A 30ft statue of William Wallace is to be repaired this spring after cracks appeared in the stonework.
The sculpture of the 13th-century Scots freedom fighter was built in 1814, after being commissioned by David Stuart Erskine, the 11th Earl of Buchan.
It overlooks the River Tweed near St Boswells, Scottish Borders. Work will begin in April, starting with the plinth.
An inscription at Wallace’s feet commemorates him as a ‘great patriot hero’.
It is hoped that a fundraising drive will lead to further preservation work to prevent any more deterioration of the iconic landmark, which stands in the grounds of the Bemersyde estate.
Jesse Rae, one of the William Wallace Trustees, said: “I was up at the statue last summer with friends and I noticed there was damage beginning to appear.
“When I went back up a few months ago it was looking in a sad way.
“We know what needs to be done and we’ll make a start with the repairs to the plinth in April.”
Historians have questioned the likeness of the red sandstone effigy, which is protected as a category B listed building.
But Isabel Hay from the William Wallace Society believes more should be done to protect the monument.
She said: “It hasn’t been looked after and it’s in the public interest for this tribute to William Wallace to be saved.
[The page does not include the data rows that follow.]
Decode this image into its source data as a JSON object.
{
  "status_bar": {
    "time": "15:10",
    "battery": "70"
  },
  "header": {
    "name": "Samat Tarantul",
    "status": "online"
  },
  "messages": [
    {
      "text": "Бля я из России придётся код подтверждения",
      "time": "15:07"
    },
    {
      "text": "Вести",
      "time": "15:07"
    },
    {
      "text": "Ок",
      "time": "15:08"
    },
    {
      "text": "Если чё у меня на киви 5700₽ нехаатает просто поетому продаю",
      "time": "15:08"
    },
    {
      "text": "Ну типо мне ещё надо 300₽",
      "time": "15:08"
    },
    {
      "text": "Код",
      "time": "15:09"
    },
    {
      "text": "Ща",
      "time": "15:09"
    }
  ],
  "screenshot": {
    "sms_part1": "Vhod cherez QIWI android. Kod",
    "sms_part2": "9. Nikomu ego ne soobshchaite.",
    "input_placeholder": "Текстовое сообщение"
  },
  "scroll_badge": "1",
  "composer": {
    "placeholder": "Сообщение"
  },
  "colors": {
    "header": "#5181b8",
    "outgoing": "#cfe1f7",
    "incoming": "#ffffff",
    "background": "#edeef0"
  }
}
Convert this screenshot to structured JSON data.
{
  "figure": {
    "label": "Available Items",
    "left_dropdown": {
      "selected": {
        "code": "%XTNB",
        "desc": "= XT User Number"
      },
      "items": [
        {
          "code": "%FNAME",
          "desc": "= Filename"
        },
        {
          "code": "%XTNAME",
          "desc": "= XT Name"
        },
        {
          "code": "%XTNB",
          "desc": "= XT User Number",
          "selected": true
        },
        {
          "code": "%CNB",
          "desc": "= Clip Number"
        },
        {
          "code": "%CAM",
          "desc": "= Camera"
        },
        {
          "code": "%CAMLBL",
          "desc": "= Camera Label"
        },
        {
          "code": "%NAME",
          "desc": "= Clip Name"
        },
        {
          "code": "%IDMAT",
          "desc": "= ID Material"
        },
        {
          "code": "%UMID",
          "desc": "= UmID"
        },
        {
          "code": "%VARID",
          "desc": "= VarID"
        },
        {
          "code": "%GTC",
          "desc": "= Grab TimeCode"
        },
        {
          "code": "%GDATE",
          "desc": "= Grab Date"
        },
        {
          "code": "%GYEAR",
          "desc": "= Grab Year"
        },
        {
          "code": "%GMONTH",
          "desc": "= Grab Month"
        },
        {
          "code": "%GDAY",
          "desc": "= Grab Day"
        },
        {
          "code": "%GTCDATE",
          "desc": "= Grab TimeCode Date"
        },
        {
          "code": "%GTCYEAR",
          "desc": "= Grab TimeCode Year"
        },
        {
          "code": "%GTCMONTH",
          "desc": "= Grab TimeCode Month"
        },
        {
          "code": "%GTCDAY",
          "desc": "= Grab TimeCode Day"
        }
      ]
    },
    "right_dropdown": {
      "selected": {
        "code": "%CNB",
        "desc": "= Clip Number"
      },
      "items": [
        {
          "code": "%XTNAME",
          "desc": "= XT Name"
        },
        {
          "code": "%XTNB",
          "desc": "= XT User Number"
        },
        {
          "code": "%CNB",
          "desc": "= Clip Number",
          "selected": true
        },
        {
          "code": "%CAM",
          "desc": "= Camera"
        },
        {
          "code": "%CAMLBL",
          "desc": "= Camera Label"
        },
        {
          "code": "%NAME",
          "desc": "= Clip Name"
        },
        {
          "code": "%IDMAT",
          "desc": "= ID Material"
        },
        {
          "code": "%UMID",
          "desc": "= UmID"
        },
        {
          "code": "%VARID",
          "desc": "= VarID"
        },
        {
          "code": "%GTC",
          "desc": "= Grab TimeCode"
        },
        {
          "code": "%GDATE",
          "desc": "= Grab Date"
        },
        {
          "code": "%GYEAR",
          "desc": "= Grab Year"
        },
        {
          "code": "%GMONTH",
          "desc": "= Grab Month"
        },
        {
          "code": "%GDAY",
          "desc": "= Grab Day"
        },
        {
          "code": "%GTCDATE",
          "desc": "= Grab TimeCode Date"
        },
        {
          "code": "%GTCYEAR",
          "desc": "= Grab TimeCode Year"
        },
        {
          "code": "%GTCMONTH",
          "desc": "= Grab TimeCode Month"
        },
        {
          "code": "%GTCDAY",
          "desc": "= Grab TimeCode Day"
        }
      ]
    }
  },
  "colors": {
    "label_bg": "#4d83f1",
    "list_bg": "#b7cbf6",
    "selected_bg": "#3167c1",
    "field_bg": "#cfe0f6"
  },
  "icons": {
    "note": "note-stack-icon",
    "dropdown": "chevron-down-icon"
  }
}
“We as a society want to help preserve the Wallace monument and make sure its condition doesn’t get any worse.”